In a defeat for the European Commission, the court ruled that France was entitled to continue to ban TV channels from screening shots of billboards advertising alcohol at sporting events.
Industry lobbyists are alarmed that the decision will not only increase costs for drinks companies expanding into new markets but encourage pressure groups pressing for a complete ban on alcohol advertising across Europe.
Rejecting the Commission's claim that the 14-year-old Loi Evin law stifled free trade, the court ruled that a ban on the indirect advertising of alcohol was compatible with EU law and justified as a measure to protect public health.
The judgment is also a blow for Bacardi, which had sued the French TV station TF1 for allegedly asking sports rights companies to prevent foreign football clubs from renting perimeter advertising to alcohol manufacturers.
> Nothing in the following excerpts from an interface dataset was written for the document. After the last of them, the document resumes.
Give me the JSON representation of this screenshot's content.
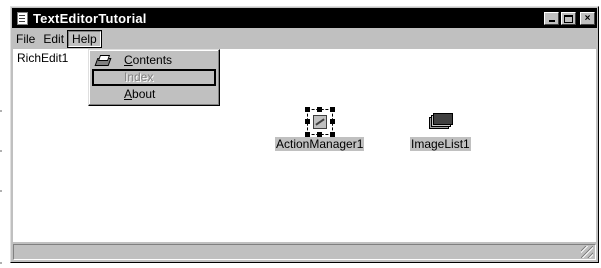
{
  "window": {
    "title": "TextEditorTutorial",
    "close_glyph": "×"
  },
  "menubar": {
    "items": [
      "File",
      "Edit",
      "Help"
    ]
  },
  "help_menu": {
    "items": [
      {
        "label": "Contents",
        "accel": "C",
        "rest": "ontents",
        "state": "enabled",
        "icon": "book-icon"
      },
      {
        "label": "Index",
        "state": "disabled",
        "focused": true
      },
      {
        "label": "About",
        "accel": "A",
        "rest": "bout",
        "state": "enabled"
      }
    ]
  },
  "form": {
    "richedit_label": "RichEdit1",
    "components": [
      {
        "name": "ActionManager1",
        "icon": "action-manager-icon",
        "selected": true
      },
      {
        "name": "ImageList1",
        "icon": "image-list-icon",
        "selected": false
      }
    ]
  },
  "colors": {
    "title_bg": "#000000",
    "face": "#c0c0c0",
    "client": "#ffffff"
  }
}
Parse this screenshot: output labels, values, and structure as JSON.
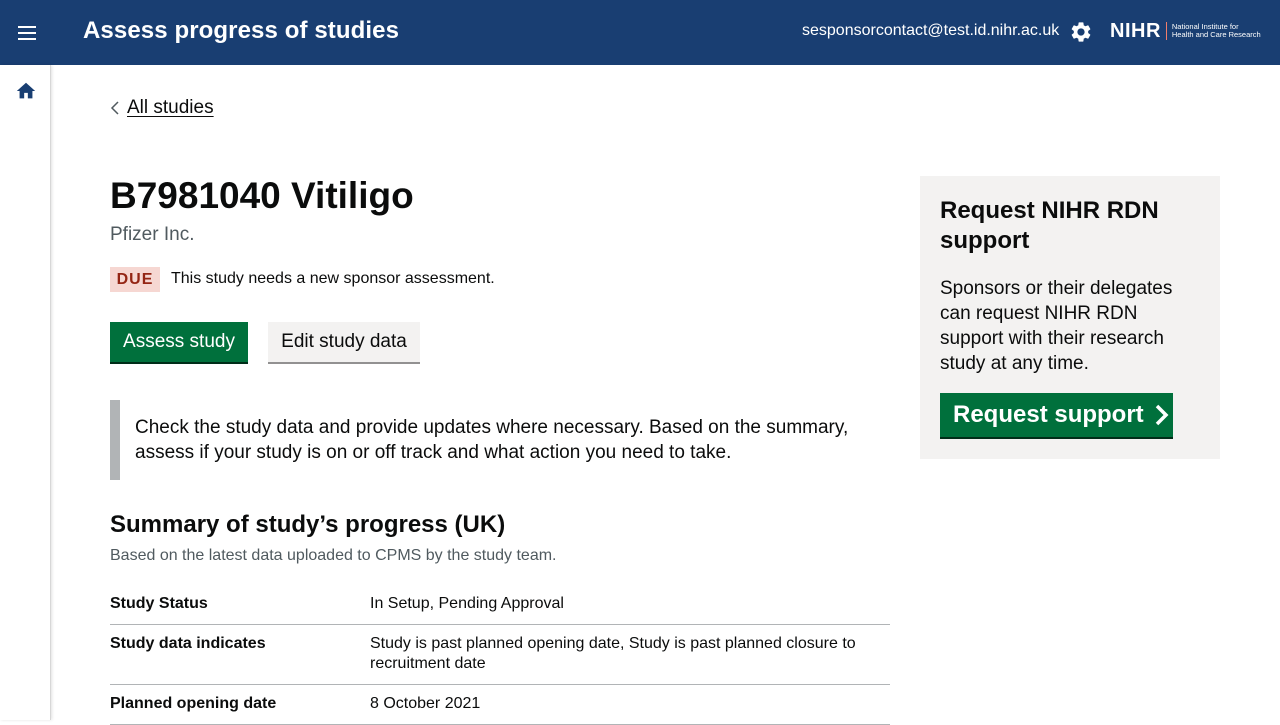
{
  "header": {
    "title": "Assess progress of studies",
    "user_email": "sesponsorcontact@test.id.nihr.ac.uk",
    "logo_text": "NIHR",
    "logo_subtitle_line1": "National Institute for",
    "logo_subtitle_line2": "Health and Care Research",
    "menu_icon": "hamburger-menu-icon",
    "settings_icon": "gear-icon"
  },
  "sidenav": {
    "home_icon": "home-icon"
  },
  "back_link": {
    "label": "All studies"
  },
  "study": {
    "title": "B7981040 Vitiligo",
    "sponsor": "Pfizer Inc.",
    "status_tag": "DUE",
    "status_text": "This study needs a new sponsor assessment."
  },
  "actions": {
    "assess_label": "Assess study",
    "edit_label": "Edit study data"
  },
  "inset_text": "Check the study data and provide updates where necessary. Based on the summary, assess if your study is on or off track and what action you need to take.",
  "summary": {
    "heading": "Summary of study’s progress (UK)",
    "subheading": "Based on the latest data uploaded to CPMS by the study team.",
    "rows": [
      {
        "key": "Study Status",
        "value": "In Setup, Pending Approval"
      },
      {
        "key": "Study data indicates",
        "value": "Study is past planned opening date, Study is past planned closure to recruitment date"
      },
      {
        "key": "Planned opening date",
        "value": "8 October 2021"
      }
    ]
  },
  "support_panel": {
    "heading": "Request NIHR RDN support",
    "body": "Sponsors or their delegates can request NIHR RDN support with their research study at any time.",
    "button_label": "Request support"
  },
  "colors": {
    "header_bg": "#193e72",
    "primary_button": "#00703c",
    "due_tag_bg": "#f6d7d2",
    "due_tag_text": "#942514",
    "panel_bg": "#f3f2f1"
  }
}
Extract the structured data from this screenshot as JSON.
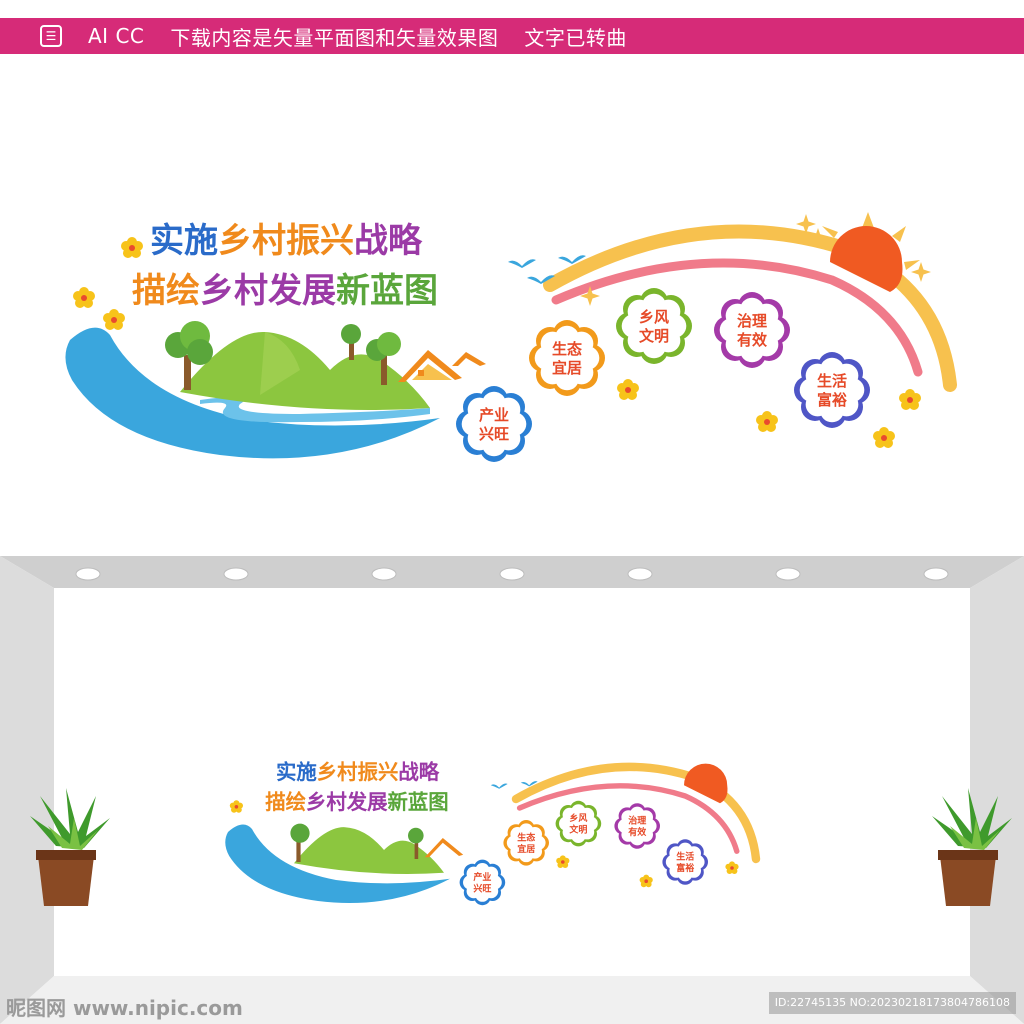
{
  "header": {
    "logo_glyph": "☰",
    "software": "AI CC",
    "description": "下载内容是矢量平面图和矢量效果图",
    "note": "文字已转曲",
    "bar_color": "#d62b78"
  },
  "design": {
    "title_line1_a": "实施",
    "title_line1_b": "乡村振兴",
    "title_line1_c": "战略",
    "title_line2_a": "描绘",
    "title_line2_b": "乡村发展",
    "title_line2_c": "新蓝图",
    "flowers": [
      {
        "line1": "产业",
        "line2": "兴旺",
        "color": "#2a7fd4"
      },
      {
        "line1": "生态",
        "line2": "宜居",
        "color": "#f29a1b"
      },
      {
        "line1": "乡风",
        "line2": "文明",
        "color": "#7ab52c"
      },
      {
        "line1": "治理",
        "line2": "有效",
        "color": "#a43aa8"
      },
      {
        "line1": "生活",
        "line2": "富裕",
        "color": "#4f56c6"
      }
    ],
    "colors": {
      "blue": "#2a6bc9",
      "orange": "#f08a1c",
      "purple": "#9b3aa6",
      "green": "#5aa63b",
      "river": "#3aa6dd",
      "hill": "#8cc63f",
      "sun": "#f05a22",
      "rainbow_outer": "#f7c14e",
      "rainbow_inner": "#f07b8a"
    }
  },
  "watermark": {
    "site": "昵图网 www.nipic.com",
    "id_text": "ID:22745135 NO:20230218173804786108"
  }
}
Andrew Brown, the Advertising Association's director-general, admitted the court's decision had made the Loi Evin virtually impregnable. "It's a strange judgment because it is disproportionate," he said. "It's hardly likely that some perimeter alcohol ads from matches placed abroad and screened in France are going to make thousands of people reach for the bottle."
Dominic Lyle, the director-general of the European Association of Communication Agencies, said: "The fact that the Loi Evin has been found to be in accordance with EU law bodes ill and is bound to send a positive message to pressure groups."
Legal experts believe the ruling could make selling centralised sports sponsorship on a pan-European basis unattractive. Stephen Hornsby, of the media law firm Simkins, said: "What the court seems to be saying is that member states are entitled to counter sport's potency as a medium for a message where alcohol is concerned."
- Leader, p26.